__Task goal__: In the copy, include no pictures. Reproduce the rest of the entries exactly.

__Material shown__:
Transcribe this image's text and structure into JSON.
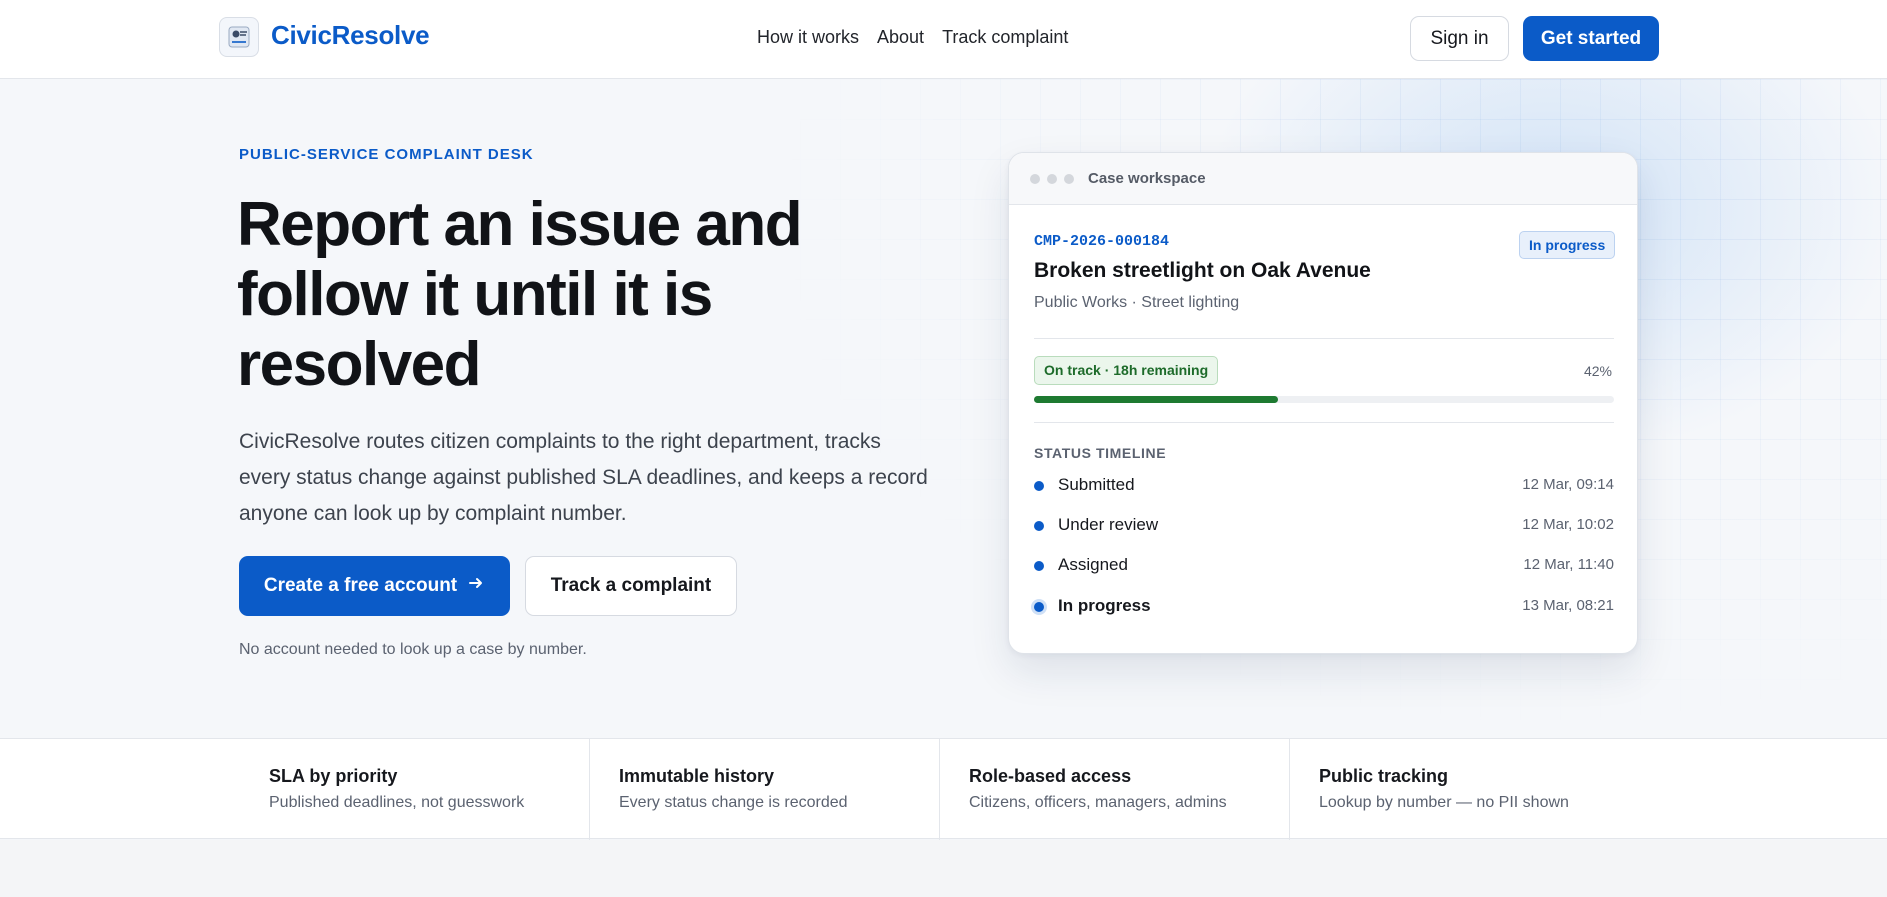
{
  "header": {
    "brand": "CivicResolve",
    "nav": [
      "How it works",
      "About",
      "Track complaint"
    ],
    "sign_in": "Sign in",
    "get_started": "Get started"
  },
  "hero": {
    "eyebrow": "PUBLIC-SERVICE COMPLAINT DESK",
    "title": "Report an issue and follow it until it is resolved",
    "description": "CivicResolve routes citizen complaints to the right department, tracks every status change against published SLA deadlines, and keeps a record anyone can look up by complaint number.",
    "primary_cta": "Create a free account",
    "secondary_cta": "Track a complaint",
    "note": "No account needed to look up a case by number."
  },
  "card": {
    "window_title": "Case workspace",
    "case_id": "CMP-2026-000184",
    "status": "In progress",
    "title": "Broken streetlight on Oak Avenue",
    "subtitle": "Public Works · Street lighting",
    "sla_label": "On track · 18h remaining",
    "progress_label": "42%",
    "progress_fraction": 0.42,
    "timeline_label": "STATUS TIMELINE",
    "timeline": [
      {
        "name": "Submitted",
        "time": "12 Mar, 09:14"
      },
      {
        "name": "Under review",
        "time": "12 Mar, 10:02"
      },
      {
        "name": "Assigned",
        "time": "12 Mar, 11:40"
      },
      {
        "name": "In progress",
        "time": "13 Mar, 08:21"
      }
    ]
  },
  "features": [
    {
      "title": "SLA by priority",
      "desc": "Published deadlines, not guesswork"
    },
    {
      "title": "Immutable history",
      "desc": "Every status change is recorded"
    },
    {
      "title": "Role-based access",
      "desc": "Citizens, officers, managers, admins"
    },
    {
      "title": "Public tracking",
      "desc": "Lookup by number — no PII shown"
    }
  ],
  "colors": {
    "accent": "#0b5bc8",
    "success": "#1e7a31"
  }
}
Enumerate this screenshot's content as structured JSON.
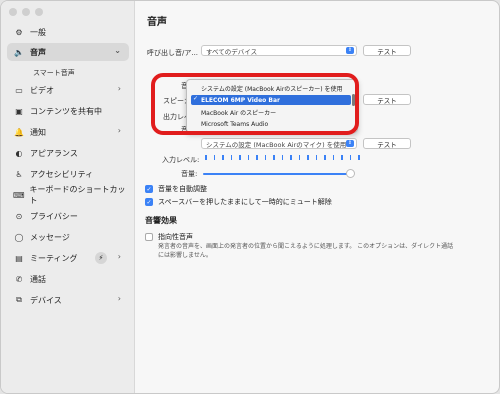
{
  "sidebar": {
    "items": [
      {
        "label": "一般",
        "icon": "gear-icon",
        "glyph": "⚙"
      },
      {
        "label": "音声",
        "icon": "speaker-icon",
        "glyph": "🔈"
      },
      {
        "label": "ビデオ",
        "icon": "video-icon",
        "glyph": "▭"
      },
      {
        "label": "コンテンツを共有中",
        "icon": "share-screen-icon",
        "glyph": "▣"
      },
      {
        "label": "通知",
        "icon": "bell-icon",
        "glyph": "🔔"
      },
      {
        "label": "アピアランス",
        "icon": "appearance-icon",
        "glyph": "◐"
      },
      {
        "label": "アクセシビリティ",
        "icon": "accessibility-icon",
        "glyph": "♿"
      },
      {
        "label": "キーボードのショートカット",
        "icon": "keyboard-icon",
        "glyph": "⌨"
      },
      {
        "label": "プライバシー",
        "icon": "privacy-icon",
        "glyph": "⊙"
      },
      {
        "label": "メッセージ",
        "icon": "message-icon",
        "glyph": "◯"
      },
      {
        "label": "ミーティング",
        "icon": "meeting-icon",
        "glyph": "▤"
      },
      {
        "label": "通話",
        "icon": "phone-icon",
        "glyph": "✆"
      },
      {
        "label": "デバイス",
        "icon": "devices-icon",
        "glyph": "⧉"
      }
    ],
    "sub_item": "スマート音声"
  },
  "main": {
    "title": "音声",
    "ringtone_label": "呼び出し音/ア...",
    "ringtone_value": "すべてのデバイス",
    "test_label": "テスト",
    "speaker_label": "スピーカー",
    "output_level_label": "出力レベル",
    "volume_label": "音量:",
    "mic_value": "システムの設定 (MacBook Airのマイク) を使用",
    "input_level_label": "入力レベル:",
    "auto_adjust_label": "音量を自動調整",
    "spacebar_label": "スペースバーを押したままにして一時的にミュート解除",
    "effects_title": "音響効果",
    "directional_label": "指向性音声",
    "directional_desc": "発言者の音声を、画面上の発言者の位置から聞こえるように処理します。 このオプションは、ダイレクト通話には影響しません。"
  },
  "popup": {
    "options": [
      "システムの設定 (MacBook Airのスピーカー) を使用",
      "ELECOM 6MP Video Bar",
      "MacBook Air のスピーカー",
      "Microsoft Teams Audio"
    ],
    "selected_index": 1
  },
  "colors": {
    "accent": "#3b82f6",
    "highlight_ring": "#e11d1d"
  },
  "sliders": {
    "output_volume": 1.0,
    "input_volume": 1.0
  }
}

__Written response__:
Transcribe this image's text and structure into JSON.
{
  "header": {
    "brand": "CivicResolve",
    "nav": [
      "How it works",
      "About",
      "Track complaint"
    ],
    "sign_in": "Sign in",
    "get_started": "Get started"
  },
  "hero": {
    "eyebrow": "PUBLIC-SERVICE COMPLAINT DESK",
    "title": "Report an issue and follow it until it is resolved",
    "description": "CivicResolve routes citizen complaints to the right department, tracks every status change against published SLA deadlines, and keeps a record anyone can look up by complaint number.",
    "primary_cta": "Create a free account",
    "secondary_cta": "Track a complaint",
    "note": "No account needed to look up a case by number."
  },
  "card": {
    "window_title": "Case workspace",
    "case_id": "CMP-2026-000184",
    "status": "In progress",
    "title": "Broken streetlight on Oak Avenue",
    "subtitle": "Public Works · Street lighting",
    "sla_label": "On track · 18h remaining",
    "progress_label": "42%",
    "progress_fraction": 0.42,
    "timeline_label": "STATUS TIMELINE",
    "timeline": [
      {
        "name": "Submitted",
        "time": "12 Mar, 09:14"
      },
      {
        "name": "Under review",
        "time": "12 Mar, 10:02"
      },
      {
        "name": "Assigned",
        "time": "12 Mar, 11:40"
      },
      {
        "name": "In progress",
        "time": "13 Mar, 08:21"
      }
    ]
  },
  "features": [
    {
      "title": "SLA by priority",
      "desc": "Published deadlines, not guesswork"
    },
    {
      "title": "Immutable history",
      "desc": "Every status change is recorded"
    },
    {
      "title": "Role-based access",
      "desc": "Citizens, officers, managers, admins"
    },
    {
      "title": "Public tracking",
      "desc": "Lookup by number — no PII shown"
    }
  ],
  "colors": {
    "accent": "#0b5bc8",
    "success": "#1e7a31"
  }
}
Enumerate this screenshot's content as structured JSON.
{
  "sidebar": {
    "items": [
      {
        "label": "一般",
        "icon": "gear-icon",
        "glyph": "⚙"
      },
      {
        "label": "音声",
        "icon": "speaker-icon",
        "glyph": "🔈"
      },
      {
        "label": "ビデオ",
        "icon": "video-icon",
        "glyph": "▭"
      },
      {
        "label": "コンテンツを共有中",
        "icon": "share-screen-icon",
        "glyph": "▣"
      },
      {
        "label": "通知",
        "icon": "bell-icon",
        "glyph": "🔔"
      },
      {
        "label": "アピアランス",
        "icon": "appearance-icon",
        "glyph": "◐"
      },
      {
        "label": "アクセシビリティ",
        "icon": "accessibility-icon",
        "glyph": "♿"
      },
      {
        "label": "キーボードのショートカット",
        "icon": "keyboard-icon",
        "glyph": "⌨"
      },
      {
        "label": "プライバシー",
        "icon": "privacy-icon",
        "glyph": "⊙"
      },
      {
        "label": "メッセージ",
        "icon": "message-icon",
        "glyph": "◯"
      },
      {
        "label": "ミーティング",
        "icon": "meeting-icon",
        "glyph": "▤"
      },
      {
        "label": "通話",
        "icon": "phone-icon",
        "glyph": "✆"
      },
      {
        "label": "デバイス",
        "icon": "devices-icon",
        "glyph": "⧉"
      }
    ],
    "sub_item": "スマート音声"
  },
  "main": {
    "title": "音声",
    "ringtone_label": "呼び出し音/ア...",
    "ringtone_value": "すべてのデバイス",
    "test_label": "テスト",
    "speaker_label": "スピーカー",
    "output_level_label": "出力レベル",
    "volume_label": "音量:",
    "mic_value": "システムの設定 (MacBook Airのマイク) を使用",
    "input_level_label": "入力レベル:",
    "auto_adjust_label": "音量を自動調整",
    "spacebar_label": "スペースバーを押したままにして一時的にミュート解除",
    "effects_title": "音響効果",
    "directional_label": "指向性音声",
    "directional_desc": "発言者の音声を、画面上の発言者の位置から聞こえるように処理します。 このオプションは、ダイレクト通話には影響しません。"
  },
  "popup": {
    "options": [
      "システムの設定 (MacBook Airのスピーカー) を使用",
      "ELECOM 6MP Video Bar",
      "MacBook Air のスピーカー",
      "Microsoft Teams Audio"
    ],
    "selected_index": 1
  },
  "colors": {
    "accent": "#3b82f6",
    "highlight_ring": "#e11d1d"
  },
  "sliders": {
    "output_volume": 1.0,
    "input_volume": 1.0
  }
}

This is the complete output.